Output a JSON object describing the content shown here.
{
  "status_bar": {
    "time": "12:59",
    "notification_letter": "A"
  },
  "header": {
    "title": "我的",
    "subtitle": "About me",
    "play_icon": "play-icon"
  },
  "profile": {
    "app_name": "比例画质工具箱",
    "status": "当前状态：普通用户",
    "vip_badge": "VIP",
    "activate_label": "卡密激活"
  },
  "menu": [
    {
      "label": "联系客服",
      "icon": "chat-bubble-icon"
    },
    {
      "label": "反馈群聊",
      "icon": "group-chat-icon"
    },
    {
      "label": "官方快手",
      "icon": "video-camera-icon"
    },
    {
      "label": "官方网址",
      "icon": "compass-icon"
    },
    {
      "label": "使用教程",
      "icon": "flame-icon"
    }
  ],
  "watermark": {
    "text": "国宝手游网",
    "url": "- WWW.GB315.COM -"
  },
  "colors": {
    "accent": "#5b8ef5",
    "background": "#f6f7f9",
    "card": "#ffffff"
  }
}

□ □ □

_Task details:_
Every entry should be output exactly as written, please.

_Completed exercise:_
Output a JSON object describing the content shown here.
{
  "status_bar": {
    "time": "12:59",
    "notification_letter": "A"
  },
  "header": {
    "title": "我的",
    "subtitle": "About me",
    "play_icon": "play-icon"
  },
  "profile": {
    "app_name": "比例画质工具箱",
    "status": "当前状态：普通用户",
    "vip_badge": "VIP",
    "activate_label": "卡密激活"
  },
  "menu": [
    {
      "label": "联系客服",
      "icon": "chat-bubble-icon"
    },
    {
      "label": "反馈群聊",
      "icon": "group-chat-icon"
    },
    {
      "label": "官方快手",
      "icon": "video-camera-icon"
    },
    {
      "label": "官方网址",
      "icon": "compass-icon"
    },
    {
      "label": "使用教程",
      "icon": "flame-icon"
    }
  ],
  "watermark": {
    "text": "国宝手游网",
    "url": "- WWW.GB315.COM -"
  },
  "colors": {
    "accent": "#5b8ef5",
    "background": "#f6f7f9",
    "card": "#ffffff"
  }
}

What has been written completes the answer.